Even more important from a constitutional (if not a policy) perspective, Kennedy correctly argued that calling the Top 10 Percent system “race-neutral” is disingenuous. Kennedy’s opinion quoted Justice Ginsburg’s observation that such plans are “adopted with racially segregated neighborhoods and schools front and center stage,” and that “[i]t is race consciousness, not blindness to race, that drives such plans.” The Top 10 Percent plan was designed to increase racial diversity. Indeed, unless someone has a secret plan to immediately end endemic de facto school and neighborhood segregation, it is bound to have this effect in practice, since it will guarantee college placement for students in predominantly minority schools.
Kennedy’s increasing impatience with the blind formalism of his Republican-appointed colleagues helps to explain why he finally decided to uphold an affirmative action program. In the 2007 case Parents Involved in Community Schools v. Seattle School District No. 1, Chief Justice John Roberts held that race could not be used even as a tiebreaker to choose between equally qualified applicants, based on the fatuous tautology that “[t]he way to stop discrimination on the basis of race is to stop discriminating on the basis of race.” Given a background of extensive historical de jure discrimination and persistent de facto segregation, however, the idea that simply ignoring race is sufficient to address racism is an obvious fiction.
Justice Kennedy regrettably joined Roberts’s judgment, but wrote a lengthy, somewhat tortured concurrence in which he refused to endorse the implied conclusion that affirmative action programs are never constitutionally permissible. I will admit to being skeptical that the distinctions drawn by Kennedy in that case would ever make a difference, but today they did.

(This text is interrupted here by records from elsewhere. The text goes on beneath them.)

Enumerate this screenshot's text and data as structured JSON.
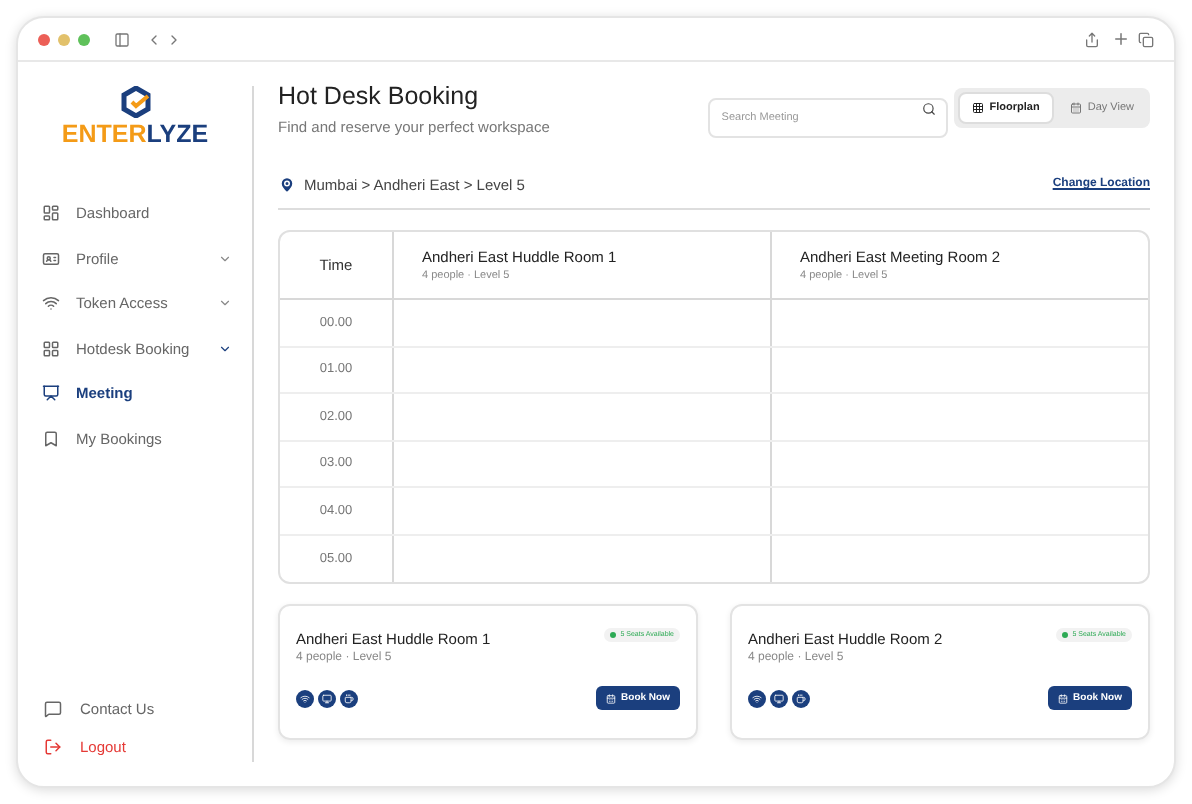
{
  "logo": {
    "text_a": "ENTER",
    "text_b": "LYZE"
  },
  "sidebar": {
    "items": [
      {
        "kind": "dashboard",
        "label": "Dashboard",
        "selected": false
      },
      {
        "kind": "profile",
        "label": "Profile",
        "selected": false,
        "expandable": true
      },
      {
        "kind": "token",
        "label": "Token Access",
        "selected": false,
        "expandable": true
      },
      {
        "kind": "hotdesk",
        "label": "Hotdesk Booking",
        "selected": false,
        "expandable": true
      },
      {
        "kind": "meeting",
        "label": "Meeting",
        "selected": true
      },
      {
        "kind": "bookings",
        "label": "My Bookings",
        "selected": false
      }
    ],
    "bottom": [
      {
        "kind": "contact",
        "label": "Contact Us"
      },
      {
        "kind": "logout",
        "label": "Logout"
      }
    ]
  },
  "header": {
    "title": "Hot Desk Booking",
    "subtitle": "Find and reserve your perfect workspace"
  },
  "search": {
    "placeholder": "Search Meeting"
  },
  "view_toggle": [
    {
      "kind": "floorplan",
      "label": "Floorplan",
      "selected": true
    },
    {
      "kind": "day",
      "label": "Day View",
      "selected": false
    }
  ],
  "breadcrumb": "Mumbai > Andheri East > Level 5",
  "change_location": "Change Location",
  "schedule": {
    "time_header": "Time",
    "rooms": [
      {
        "name": "Andheri East Huddle Room 1",
        "info": "4 people · Level 5"
      },
      {
        "name": "Andheri East Meeting Room 2",
        "info": "4 people · Level 5"
      }
    ],
    "times": [
      "00.00",
      "01.00",
      "02.00",
      "03.00",
      "04.00",
      "05.00"
    ]
  },
  "room_cards": [
    {
      "name": "Andheri East Huddle Room 1",
      "info": "4 people · Level 5",
      "availability": "5 Seats Available",
      "button": "Book Now"
    },
    {
      "name": "Andheri East Huddle Room 2",
      "info": "4 people · Level 5",
      "availability": "5 Seats Available",
      "button": "Book Now"
    }
  ]
}
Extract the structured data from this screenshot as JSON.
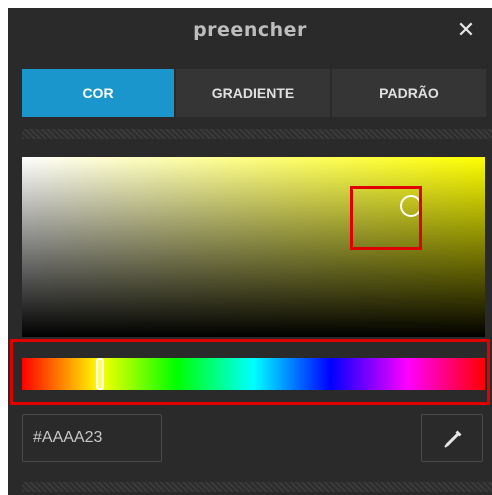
{
  "dialog": {
    "title": "preencher",
    "close_icon": "close-icon"
  },
  "tabs": [
    {
      "label": "COR",
      "active": true
    },
    {
      "label": "GRADIENTE",
      "active": false
    },
    {
      "label": "PADRÃO",
      "active": false
    }
  ],
  "color_picker": {
    "hue_color": "#ffff00",
    "saturation_brightness_handle": {
      "saturation": 0.84,
      "brightness": 0.73
    },
    "hue_handle": {
      "hue_degrees": 61
    },
    "highlight_color": "#e00000"
  },
  "hex_input": {
    "value": "#AAAA23"
  },
  "eyedropper": {
    "icon": "eyedropper-icon"
  }
}
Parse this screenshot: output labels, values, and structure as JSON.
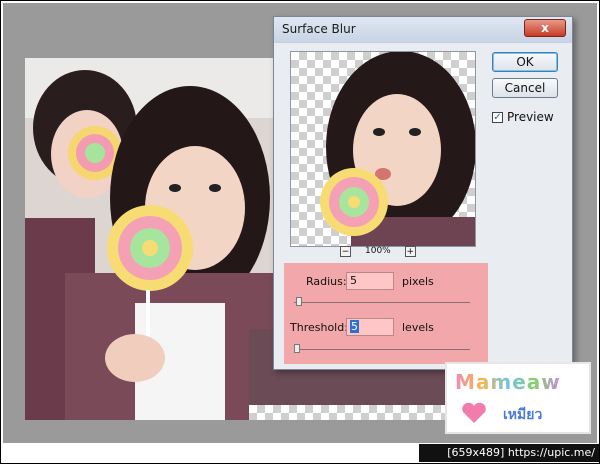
{
  "dialog": {
    "title": "Surface Blur",
    "close_label": "x",
    "ok_label": "OK",
    "cancel_label": "Cancel",
    "preview_label": "Preview",
    "preview_checked": true,
    "zoom_minus": "−",
    "zoom_plus": "+",
    "zoom_value": "100%",
    "radius_label": "Radius:",
    "radius_value": "5",
    "radius_unit": "pixels",
    "threshold_label": "Threshold:",
    "threshold_value": "5",
    "threshold_unit": "levels"
  },
  "watermark": {
    "title": "Mameaw",
    "subtitle": "เหมียว"
  },
  "footer": {
    "text": "[659x489] https://upic.me/"
  },
  "colors": {
    "param_panel": "#f2a7aa",
    "close": "#c63b25",
    "canvas_bg": "#9a9a9a"
  }
}
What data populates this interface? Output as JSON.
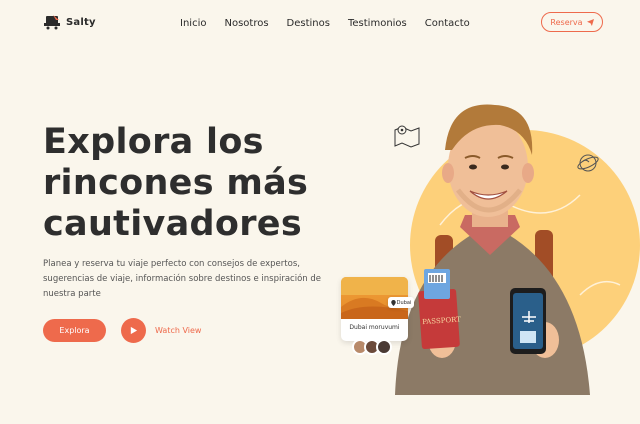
{
  "brand": {
    "name": "Salty"
  },
  "nav": {
    "items": [
      "Inicio",
      "Nosotros",
      "Destinos",
      "Testimonios",
      "Contacto"
    ],
    "cta_label": "Reserva"
  },
  "hero": {
    "headline": [
      "Explora los",
      "rincones más",
      "cautivadores"
    ],
    "subtitle": "Planea y reserva tu viaje perfecto con consejos de expertos, sugerencias de viaje, información sobre destinos e inspiración de nuestra parte",
    "primary_label": "Explora",
    "secondary_label": "Watch View"
  },
  "destination_card": {
    "caption": "Dubai moruvumi",
    "tag": "Dubai"
  },
  "passport_label": "PASSPORT",
  "icons": [
    "logo-icon",
    "send-icon",
    "play-icon",
    "map-icon",
    "globe-icon",
    "pin-icon",
    "plane-icon"
  ],
  "colors": {
    "accent": "#ee6a4c",
    "background": "#faf6ec",
    "circle": "#fdd07a"
  }
}
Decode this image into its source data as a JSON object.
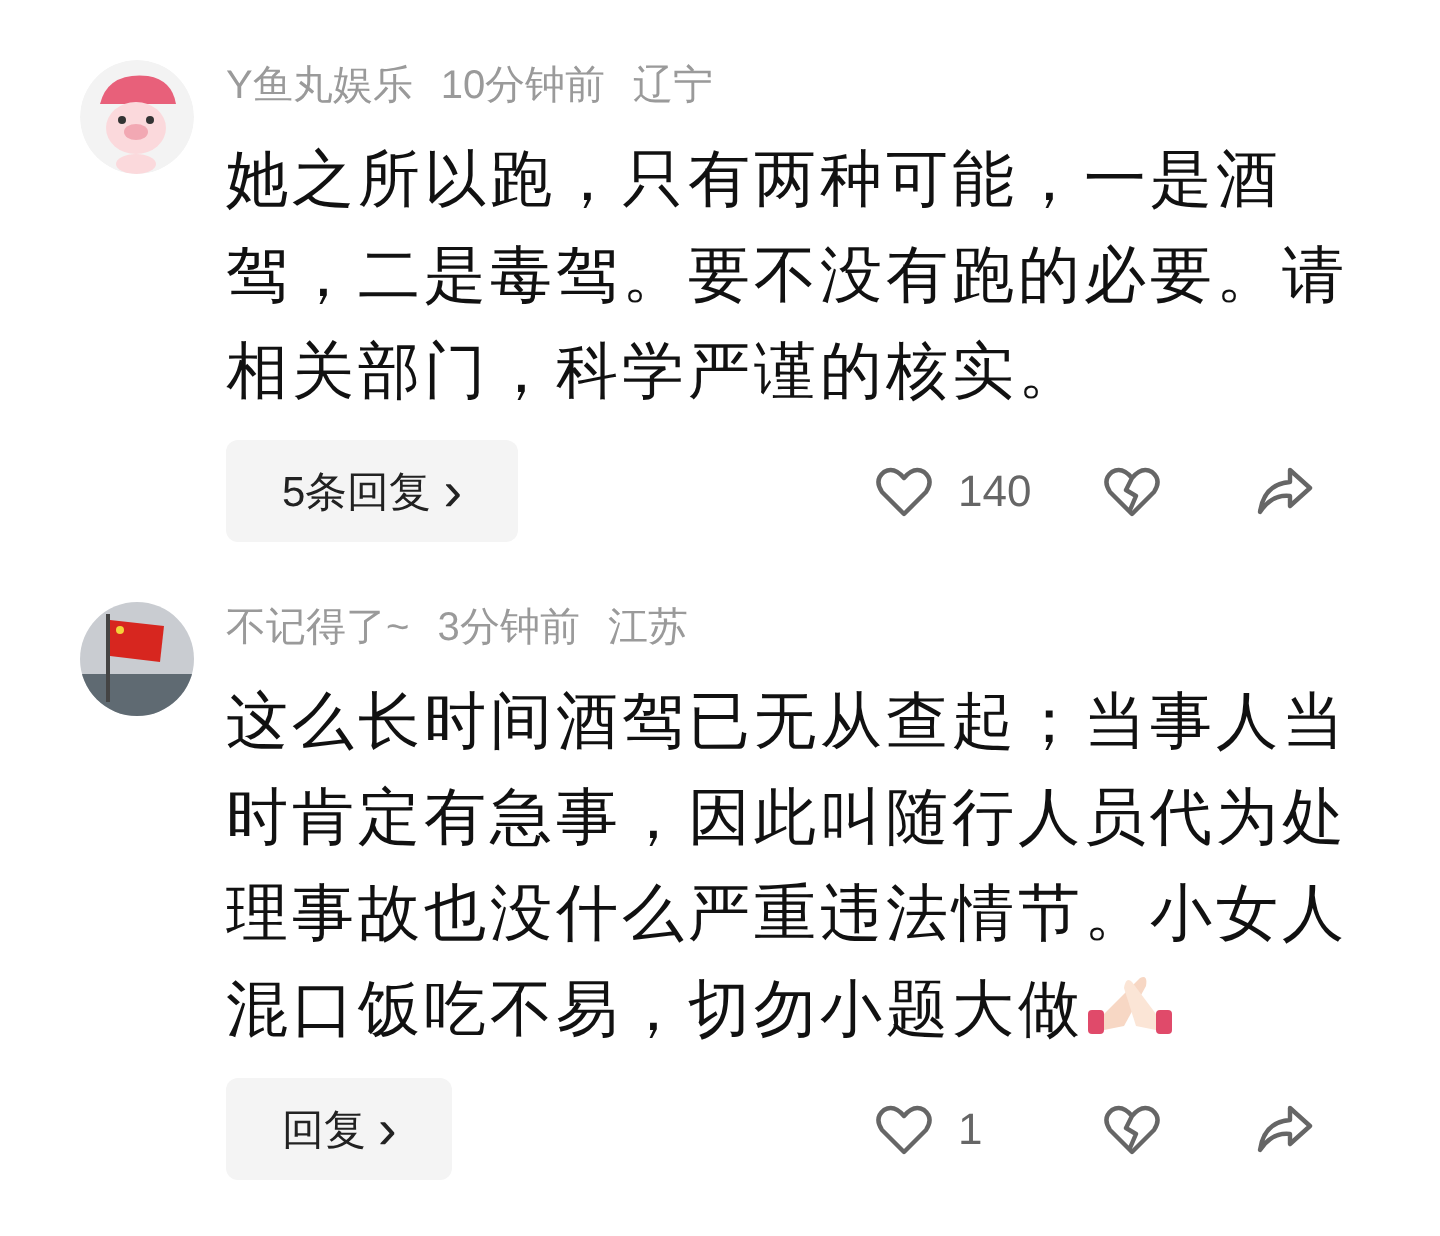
{
  "comments": [
    {
      "avatar": {
        "kind": "pig"
      },
      "user": "Y鱼丸娱乐",
      "time": "10分钟前",
      "region": "辽宁",
      "body": "她之所以跑，只有两种可能，一是酒驾，二是毒驾。要不没有跑的必要。请相关部门，科学严谨的核实。",
      "sticker": false,
      "reply_label": "5条回复",
      "reply_caret": "›",
      "likes": "140"
    },
    {
      "avatar": {
        "kind": "flag"
      },
      "user": "不记得了~",
      "time": "3分钟前",
      "region": "江苏",
      "body": "这么长时间酒驾已无从查起；当事人当时肯定有急事，因此叫随行人员代为处理事故也没什么严重违法情节。小女人混口饭吃不易，切勿小题大做",
      "sticker": true,
      "reply_label": "回复",
      "reply_caret": "›",
      "likes": "1"
    }
  ]
}
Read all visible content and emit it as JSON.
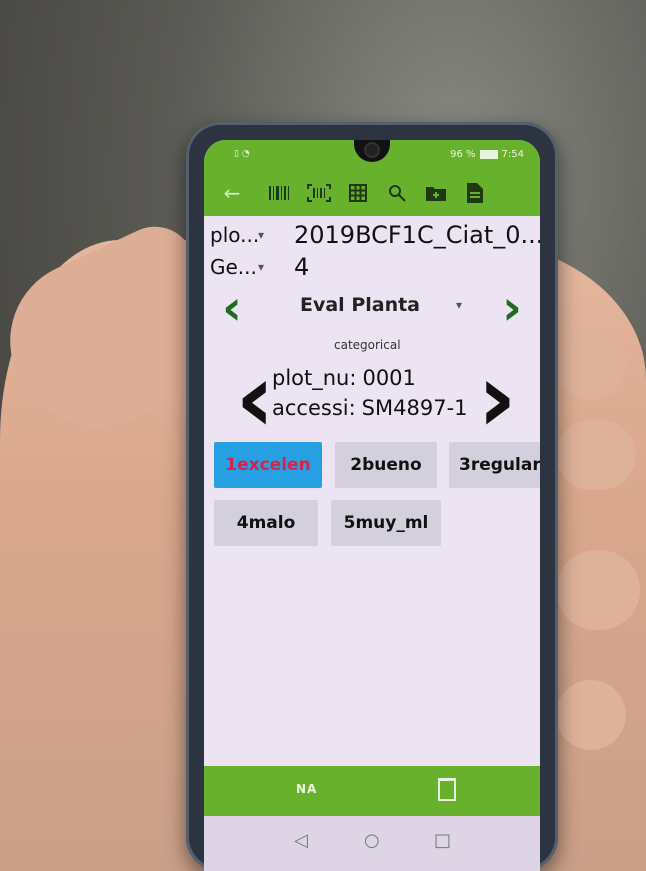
{
  "status_bar": {
    "left_icons": "▯ ◔",
    "battery_percent": "96 %",
    "time": "7:54"
  },
  "toolbar": {
    "icons": [
      "back-arrow-icon",
      "barcode-icon",
      "barcode-scan-icon",
      "grid-icon",
      "search-icon",
      "folder-add-icon",
      "document-icon"
    ]
  },
  "info_bars": [
    {
      "key": "plo...",
      "value": "2019BCF1C_Ciat_0..."
    },
    {
      "key": "Ge...",
      "value": "4"
    }
  ],
  "trait": {
    "name": "Eval Planta",
    "type": "categorical"
  },
  "entry": {
    "fields": [
      {
        "key": "plot_nu:",
        "value": "0001"
      },
      {
        "key": "accessi:",
        "value": "SM4897-1"
      }
    ]
  },
  "categories": [
    {
      "label": "1excelen",
      "selected": true
    },
    {
      "label": "2bueno",
      "selected": false
    },
    {
      "label": "3regular",
      "selected": false
    },
    {
      "label": "4malo",
      "selected": false
    },
    {
      "label": "5muy_ml",
      "selected": false
    }
  ],
  "bottom_bar": {
    "na_label": "NA"
  },
  "colors": {
    "toolbar": "#67b12d",
    "selected_bg": "#26a0e3",
    "selected_text": "#d4244a",
    "nav_arrow": "#1f6b1f"
  }
}
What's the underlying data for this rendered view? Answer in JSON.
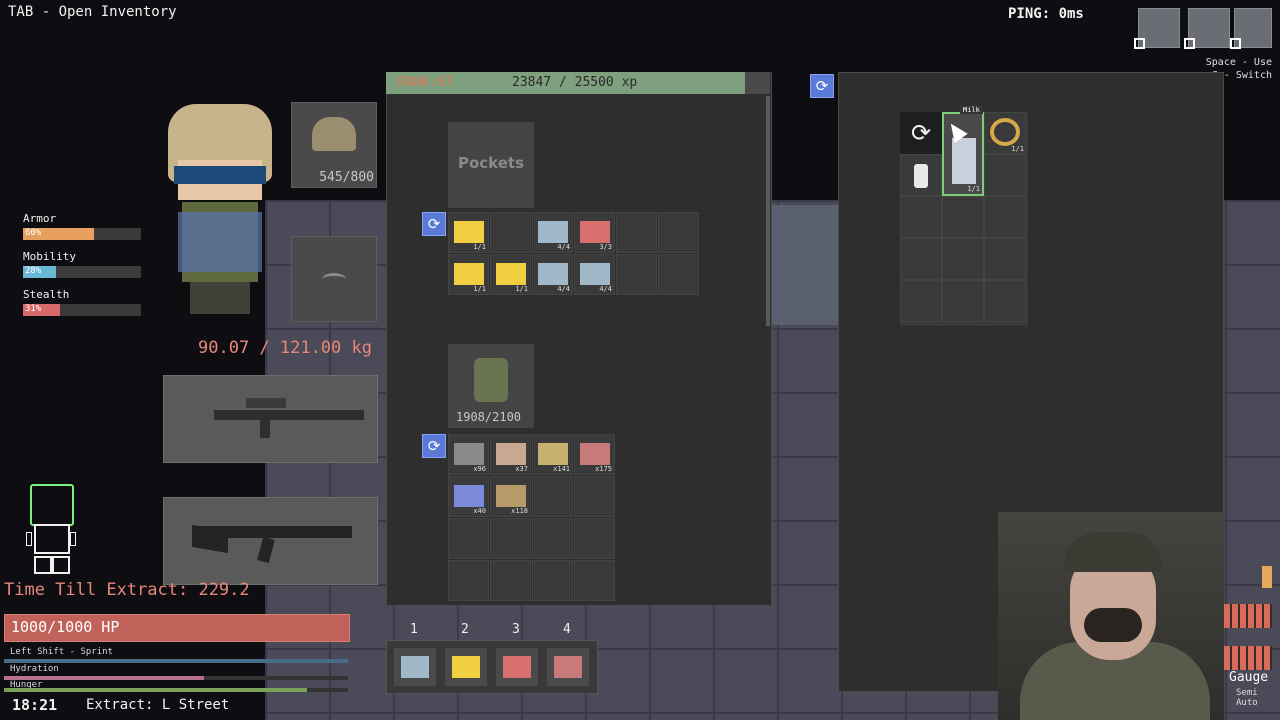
{
  "hud": {
    "tab_hint": "TAB - Open Inventory",
    "ping": "PING: 0ms",
    "space_hint": "Space - Use",
    "switch_hint": "G - Switch"
  },
  "player": {
    "helmet_durability": "545/800",
    "stats": [
      {
        "label": "Armor",
        "value": "60%",
        "level": 0.6,
        "color": "#e8a060"
      },
      {
        "label": "Mobility",
        "value": "28%",
        "level": 0.28,
        "color": "#6ab8d8"
      },
      {
        "label": "Stealth",
        "value": "31%",
        "level": 0.31,
        "color": "#d86a6a"
      }
    ],
    "weight": "90.07 / 121.00 kg",
    "time_till_extract": "Time Till Extract: 229.2",
    "hp": "1000/1000 HP",
    "meters": [
      {
        "label": "Left Shift - Sprint",
        "level": 1.0,
        "color": "#4a6a8a"
      },
      {
        "label": "Hydration",
        "level": 0.58,
        "color": "#b87090"
      },
      {
        "label": "Hunger",
        "level": 0.88,
        "color": "#7aa05a"
      }
    ],
    "clock": "18:21",
    "extract_location": "Extract: L Street"
  },
  "inventory": {
    "rank": "RANK:07",
    "xp": "23847 / 25500 xp",
    "xp_level": 0.935,
    "pockets_label": "Pockets",
    "pockets_items": [
      {
        "color": "#f0d040",
        "qty": "1/1"
      },
      {
        "color": "",
        "qty": ""
      },
      {
        "color": "#a0b8c8",
        "qty": "4/4"
      },
      {
        "color": "#d87070",
        "qty": "3/3"
      },
      {
        "color": "",
        "qty": ""
      },
      {
        "color": "",
        "qty": ""
      },
      {
        "color": "#f0d040",
        "qty": "1/1"
      },
      {
        "color": "#f0d040",
        "qty": "1/1"
      },
      {
        "color": "#a0b8c8",
        "qty": "4/4"
      },
      {
        "color": "#a0b8c8",
        "qty": "4/4"
      },
      {
        "color": "",
        "qty": ""
      },
      {
        "color": "",
        "qty": ""
      }
    ],
    "vest_durability": "1908/2100",
    "vest_items": [
      {
        "color": "#8a8a8a",
        "qty": "x96"
      },
      {
        "color": "#c8a890",
        "qty": "x37"
      },
      {
        "color": "#c8b070",
        "qty": "x141"
      },
      {
        "color": "#c87a7a",
        "qty": "x175"
      },
      {
        "color": "#7a8ad8",
        "qty": "x40"
      },
      {
        "color": "#b89a6a",
        "qty": "x118"
      },
      {
        "color": "",
        "qty": ""
      },
      {
        "color": "",
        "qty": ""
      },
      {
        "color": "",
        "qty": ""
      },
      {
        "color": "",
        "qty": ""
      },
      {
        "color": "",
        "qty": ""
      },
      {
        "color": "",
        "qty": ""
      },
      {
        "color": "",
        "qty": ""
      },
      {
        "color": "",
        "qty": ""
      },
      {
        "color": "",
        "qty": ""
      },
      {
        "color": "",
        "qty": ""
      }
    ]
  },
  "hotbar": [
    {
      "num": "1",
      "color": "#a0b8c8"
    },
    {
      "num": "2",
      "color": "#f0d040"
    },
    {
      "num": "3",
      "color": "#d87070"
    },
    {
      "num": "4",
      "color": "#c87a7a"
    }
  ],
  "loot": {
    "tooltip": "Milk",
    "milk_qty": "1/1",
    "pretzel_qty": "1/1"
  },
  "overlay": {
    "ammo_type": "Gauge",
    "fire_mode": "Semi Auto"
  }
}
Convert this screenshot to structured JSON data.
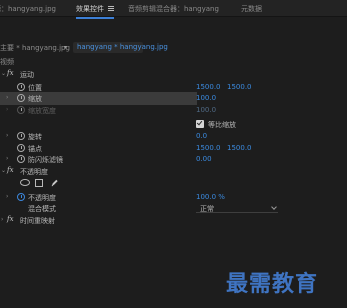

There is no small irony in the fact that Justice Samuel Alito, who wrote a long dissent to Kennedy’s opinion, is an alumnus of the Concerned Alumni of Princeton, a group that opposed the gender and racial integration of the university. He is hardly the first conservative to opportunistically discover the value of “colorblindness” once its effects were to make campuses more, rather than less, white.
Alito’s opinion attempts a number of would-be “gotchas” that aren’t very convincing. At one point, he complains that “UT also offers courses in subjects that are likely to have special appeal to members of the minority groups given preferential treatment under its challenged plan.” I confess it is not obvious to me how offering, for example, a Black Studies program and giving students substantial freedom to choose courses demonstrates that the University of Texas is not really committed to racial diversity. Alito also chides UT for using SAT scores, which have “often been accused of reflecting racial and cultural bias.” But, of course, the correlation between SAT scores and racial socioecomomic status is exactly the kind of factor UT’s holistic admissions evaluations—which Alito considers unconstitutional—are designed to take into account. UT is constitutionally permitted to ignore SAT scores—but should also be constitutionally permitted to consider them while placing them in the proper context.
Whatever you think of the policy arguments surrounding affirmative action, the question is whether the programs are constitutionally permitted. And the argument that affirmative action programs are the constitutional equivalent of segregation has never made much sense. The Fourteenth Amendment does not require “colorblindness”; it forbids invidious discrimination. Kennedy, for once, has proven he understands this.